Required work — Without the pictures, write out every entry that follows exactly.

Data to use —
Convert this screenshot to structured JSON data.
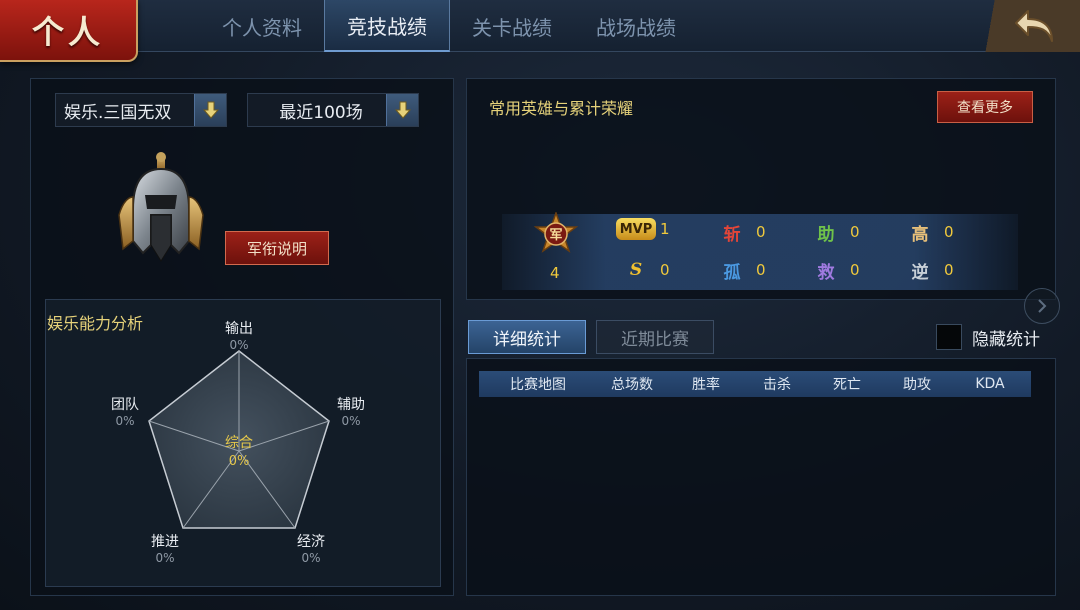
{
  "header": {
    "home_label": "个人",
    "tabs": [
      {
        "label": "个人资料"
      },
      {
        "label": "竞技战绩"
      },
      {
        "label": "关卡战绩"
      },
      {
        "label": "战场战绩"
      }
    ],
    "active_tab": "竞技战绩"
  },
  "left": {
    "mode_select": {
      "value": "娱乐.三国无双"
    },
    "range_select": {
      "value": "最近100场"
    },
    "rank_button_label": "军衔说明",
    "ability": {
      "title": "娱乐能力分析",
      "center_label": "综合",
      "center_value": "0%",
      "axes": [
        {
          "label": "输出",
          "value": "0%"
        },
        {
          "label": "辅助",
          "value": "0%"
        },
        {
          "label": "经济",
          "value": "0%"
        },
        {
          "label": "推进",
          "value": "0%"
        },
        {
          "label": "团队",
          "value": "0%"
        }
      ]
    }
  },
  "right": {
    "honor": {
      "title": "常用英雄与累计荣耀",
      "more_button_label": "查看更多",
      "rank_medal_char": "军",
      "rank_count": "4",
      "items": [
        {
          "icon": "MVP",
          "value": "1",
          "color": "#f0c030"
        },
        {
          "icon": "斩",
          "value": "0",
          "color": "#e0403a"
        },
        {
          "icon": "助",
          "value": "0",
          "color": "#6fc24a"
        },
        {
          "icon": "高",
          "value": "0",
          "color": "#e8c07a"
        },
        {
          "icon": "S",
          "value": "0",
          "color": "#f0c030"
        },
        {
          "icon": "孤",
          "value": "0",
          "color": "#4a98e0"
        },
        {
          "icon": "救",
          "value": "0",
          "color": "#a07ae0"
        },
        {
          "icon": "逆",
          "value": "0",
          "color": "#c8d0d8"
        }
      ]
    },
    "sub_tabs": [
      {
        "label": "详细统计"
      },
      {
        "label": "近期比赛"
      }
    ],
    "active_sub_tab": "详细统计",
    "hide_stats_label": "隐藏统计",
    "hide_stats_checked": false,
    "table": {
      "columns": [
        "比赛地图",
        "总场数",
        "胜率",
        "击杀",
        "死亡",
        "助攻",
        "KDA"
      ],
      "rows": []
    }
  },
  "colors": {
    "accent_gold": "#e6d27a",
    "value_gold": "#f0c93c",
    "button_red": "#9c2118",
    "tab_blue": "#3c6494"
  }
}
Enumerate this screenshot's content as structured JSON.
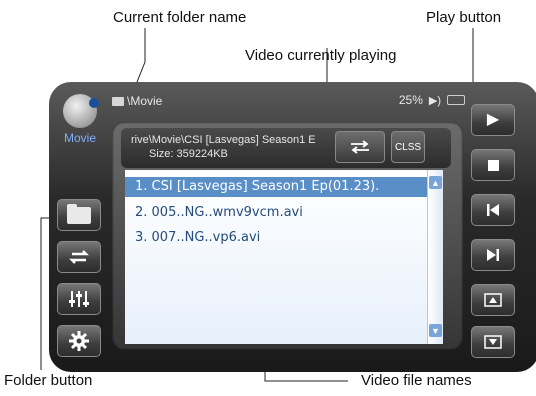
{
  "callouts": {
    "current_folder_name": "Current folder name",
    "play_button": "Play button",
    "video_currently_playing": "Video currently playing",
    "folder_button": "Folder button",
    "video_file_names": "Video file names"
  },
  "status_bar": {
    "path": "\\Movie",
    "volume": "25%"
  },
  "app": {
    "label": "Movie"
  },
  "now_playing": {
    "path": "rive\\Movie\\CSI [Lasvegas] Season1 E",
    "size": "Size: 359224KB",
    "close_label": "CLSS"
  },
  "playlist": {
    "items": [
      {
        "label": "1. CSI [Lasvegas] Season1 Ep(01.23)."
      },
      {
        "label": "2. 005..NG..wmv9vcm.avi"
      },
      {
        "label": "3. 007..NG..vp6.avi"
      }
    ]
  },
  "icons": {
    "left": [
      "folder-icon",
      "repeat-icon",
      "equalizer-icon",
      "gear-icon"
    ],
    "right": [
      "play-icon",
      "stop-icon",
      "previous-icon",
      "next-icon",
      "page-up-icon",
      "page-down-icon"
    ]
  }
}
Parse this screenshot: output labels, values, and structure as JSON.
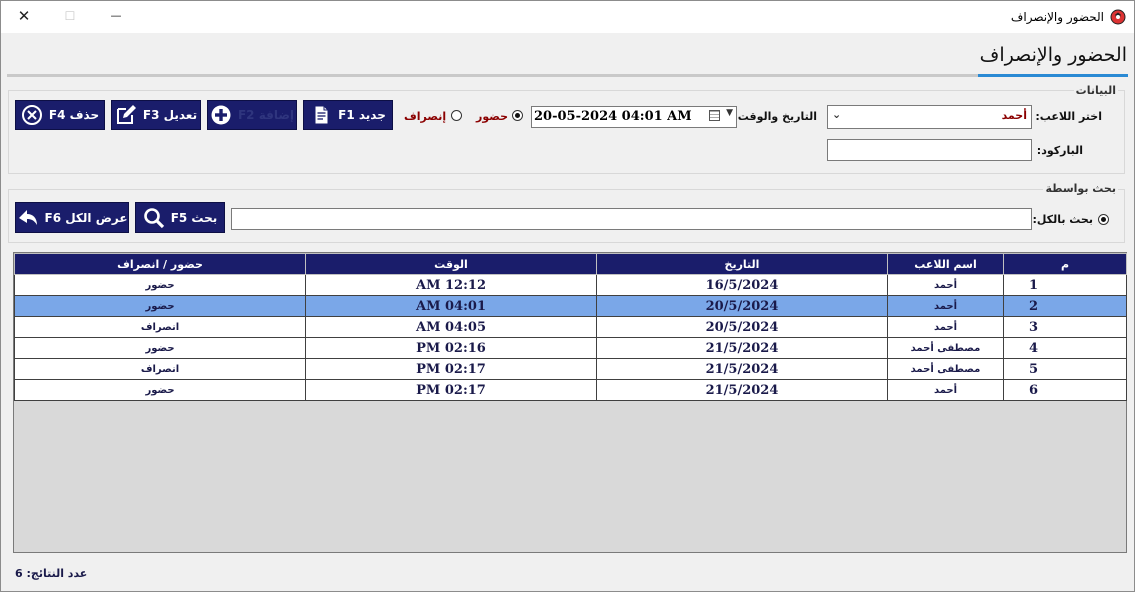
{
  "window": {
    "title": "الحضور والإنصراف",
    "minimize": "—",
    "maximize": "☐",
    "close": "✕"
  },
  "page": {
    "title": "الحضور والإنصراف"
  },
  "data_group": {
    "legend": "البيانات",
    "player_label": "اختر اللاعب:",
    "player_value": "أحمد",
    "datetime_label": "التاريخ والوقت:",
    "datetime_value": "20-05-2024 04:01 AM",
    "attend_label": "حضور",
    "leave_label": "إنصراف",
    "attend_selected": true,
    "barcode_label": "الباركود:",
    "barcode_value": "",
    "buttons": {
      "new": "جديد F1",
      "add": "إضافة F2",
      "edit": "تعديل F3",
      "delete": "حذف F4"
    }
  },
  "search_group": {
    "legend": "بحث بواسطة",
    "search_all_label": "بحث بالكل:",
    "search_value": "",
    "search_button": "بحث F5",
    "show_all_button": "عرض الكل F6"
  },
  "table": {
    "headers": {
      "num": "م",
      "name": "اسم اللاعب",
      "date": "التاريخ",
      "time": "الوقت",
      "status": "حضور / انصراف"
    },
    "rows": [
      {
        "num": "1",
        "name": "أحمد",
        "date": "16/5/2024",
        "time": "AM 12:12",
        "status": "حضور"
      },
      {
        "num": "2",
        "name": "أحمد",
        "date": "20/5/2024",
        "time": "AM 04:01",
        "status": "حضور"
      },
      {
        "num": "3",
        "name": "أحمد",
        "date": "20/5/2024",
        "time": "AM 04:05",
        "status": "انصراف"
      },
      {
        "num": "4",
        "name": "مصطفى أحمد",
        "date": "21/5/2024",
        "time": "PM 02:16",
        "status": "حضور"
      },
      {
        "num": "5",
        "name": "مصطفى أحمد",
        "date": "21/5/2024",
        "time": "PM 02:17",
        "status": "انصراف"
      },
      {
        "num": "6",
        "name": "أحمد",
        "date": "21/5/2024",
        "time": "PM 02:17",
        "status": "حضور"
      }
    ],
    "selected_row": 2
  },
  "status_bar": {
    "count_label": "عدد النتائج:",
    "count_value": "6"
  },
  "colors": {
    "navy": "#1a1d6b",
    "selection": "#7aa7e8",
    "accent": "#2a8ad4",
    "leave_text": "#8b0000"
  }
}
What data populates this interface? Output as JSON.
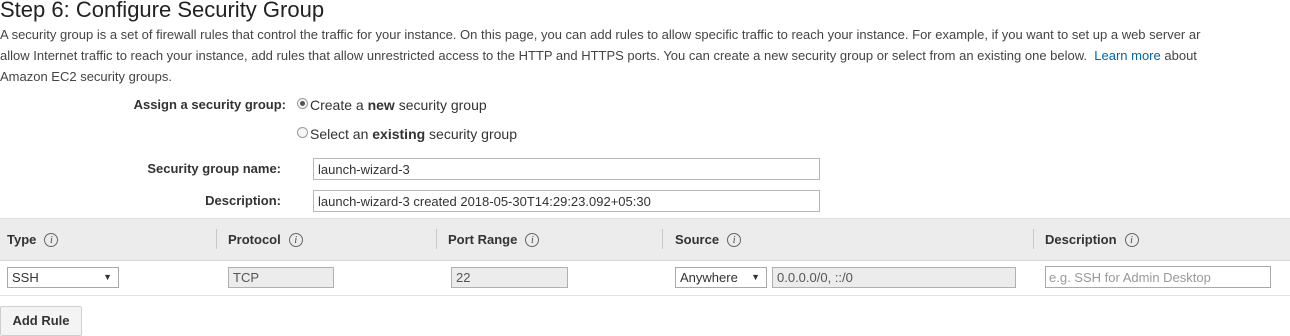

Task output —
Convert this screenshot to structured JSON data.
{
  "header": {
    "home_label": "个人",
    "tabs": [
      {
        "label": "个人资料"
      },
      {
        "label": "竞技战绩"
      },
      {
        "label": "关卡战绩"
      },
      {
        "label": "战场战绩"
      }
    ],
    "active_tab": "竞技战绩"
  },
  "left": {
    "mode_select": {
      "value": "娱乐.三国无双"
    },
    "range_select": {
      "value": "最近100场"
    },
    "rank_button_label": "军衔说明",
    "ability": {
      "title": "娱乐能力分析",
      "center_label": "综合",
      "center_value": "0%",
      "axes": [
        {
          "label": "输出",
          "value": "0%"
        },
        {
          "label": "辅助",
          "value": "0%"
        },
        {
          "label": "经济",
          "value": "0%"
        },
        {
          "label": "推进",
          "value": "0%"
        },
        {
          "label": "团队",
          "value": "0%"
        }
      ]
    }
  },
  "right": {
    "honor": {
      "title": "常用英雄与累计荣耀",
      "more_button_label": "查看更多",
      "rank_medal_char": "军",
      "rank_count": "4",
      "items": [
        {
          "icon": "MVP",
          "value": "1",
          "color": "#f0c030"
        },
        {
          "icon": "斩",
          "value": "0",
          "color": "#e0403a"
        },
        {
          "icon": "助",
          "value": "0",
          "color": "#6fc24a"
        },
        {
          "icon": "高",
          "value": "0",
          "color": "#e8c07a"
        },
        {
          "icon": "S",
          "value": "0",
          "color": "#f0c030"
        },
        {
          "icon": "孤",
          "value": "0",
          "color": "#4a98e0"
        },
        {
          "icon": "救",
          "value": "0",
          "color": "#a07ae0"
        },
        {
          "icon": "逆",
          "value": "0",
          "color": "#c8d0d8"
        }
      ]
    },
    "sub_tabs": [
      {
        "label": "详细统计"
      },
      {
        "label": "近期比赛"
      }
    ],
    "active_sub_tab": "详细统计",
    "hide_stats_label": "隐藏统计",
    "hide_stats_checked": false,
    "table": {
      "columns": [
        "比赛地图",
        "总场数",
        "胜率",
        "击杀",
        "死亡",
        "助攻",
        "KDA"
      ],
      "rows": []
    }
  },
  "colors": {
    "accent_gold": "#e6d27a",
    "value_gold": "#f0c93c",
    "button_red": "#9c2118",
    "tab_blue": "#3c6494"
  }
}
Enumerate this screenshot's content as structured JSON.
{
  "callouts": {
    "current_folder_name": "Current folder name",
    "play_button": "Play button",
    "video_currently_playing": "Video currently playing",
    "folder_button": "Folder button",
    "video_file_names": "Video file names"
  },
  "status_bar": {
    "path": "\\Movie",
    "volume": "25%"
  },
  "app": {
    "label": "Movie"
  },
  "now_playing": {
    "path": "rive\\Movie\\CSI [Lasvegas] Season1 E",
    "size": "Size: 359224KB",
    "close_label": "CLSS"
  },
  "playlist": {
    "items": [
      {
        "label": "1. CSI [Lasvegas] Season1 Ep(01.23)."
      },
      {
        "label": "2. 005..NG..wmv9vcm.avi"
      },
      {
        "label": "3. 007..NG..vp6.avi"
      }
    ]
  },
  "icons": {
    "left": [
      "folder-icon",
      "repeat-icon",
      "equalizer-icon",
      "gear-icon"
    ],
    "right": [
      "play-icon",
      "stop-icon",
      "previous-icon",
      "next-icon",
      "page-up-icon",
      "page-down-icon"
    ]
  }
}
Parse this screenshot: output labels, values, and structure as JSON.
{
  "window": {
    "title": "الحضور والإنصراف",
    "minimize": "—",
    "maximize": "☐",
    "close": "✕"
  },
  "page": {
    "title": "الحضور والإنصراف"
  },
  "data_group": {
    "legend": "البيانات",
    "player_label": "اختر اللاعب:",
    "player_value": "أحمد",
    "datetime_label": "التاريخ والوقت:",
    "datetime_value": "20-05-2024 04:01 AM",
    "attend_label": "حضور",
    "leave_label": "إنصراف",
    "attend_selected": true,
    "barcode_label": "الباركود:",
    "barcode_value": "",
    "buttons": {
      "new": "جديد F1",
      "add": "إضافة F2",
      "edit": "تعديل F3",
      "delete": "حذف F4"
    }
  },
  "search_group": {
    "legend": "بحث بواسطة",
    "search_all_label": "بحث بالكل:",
    "search_value": "",
    "search_button": "بحث F5",
    "show_all_button": "عرض الكل F6"
  },
  "table": {
    "headers": {
      "num": "م",
      "name": "اسم اللاعب",
      "date": "التاريخ",
      "time": "الوقت",
      "status": "حضور / انصراف"
    },
    "rows": [
      {
        "num": "1",
        "name": "أحمد",
        "date": "16/5/2024",
        "time": "AM 12:12",
        "status": "حضور"
      },
      {
        "num": "2",
        "name": "أحمد",
        "date": "20/5/2024",
        "time": "AM 04:01",
        "status": "حضور"
      },
      {
        "num": "3",
        "name": "أحمد",
        "date": "20/5/2024",
        "time": "AM 04:05",
        "status": "انصراف"
      },
      {
        "num": "4",
        "name": "مصطفى أحمد",
        "date": "21/5/2024",
        "time": "PM 02:16",
        "status": "حضور"
      },
      {
        "num": "5",
        "name": "مصطفى أحمد",
        "date": "21/5/2024",
        "time": "PM 02:17",
        "status": "انصراف"
      },
      {
        "num": "6",
        "name": "أحمد",
        "date": "21/5/2024",
        "time": "PM 02:17",
        "status": "حضور"
      }
    ],
    "selected_row": 2
  },
  "status_bar": {
    "count_label": "عدد النتائج:",
    "count_value": "6"
  },
  "colors": {
    "navy": "#1a1d6b",
    "selection": "#7aa7e8",
    "accent": "#2a8ad4",
    "leave_text": "#8b0000"
  }
}
What data populates this interface? Output as JSON.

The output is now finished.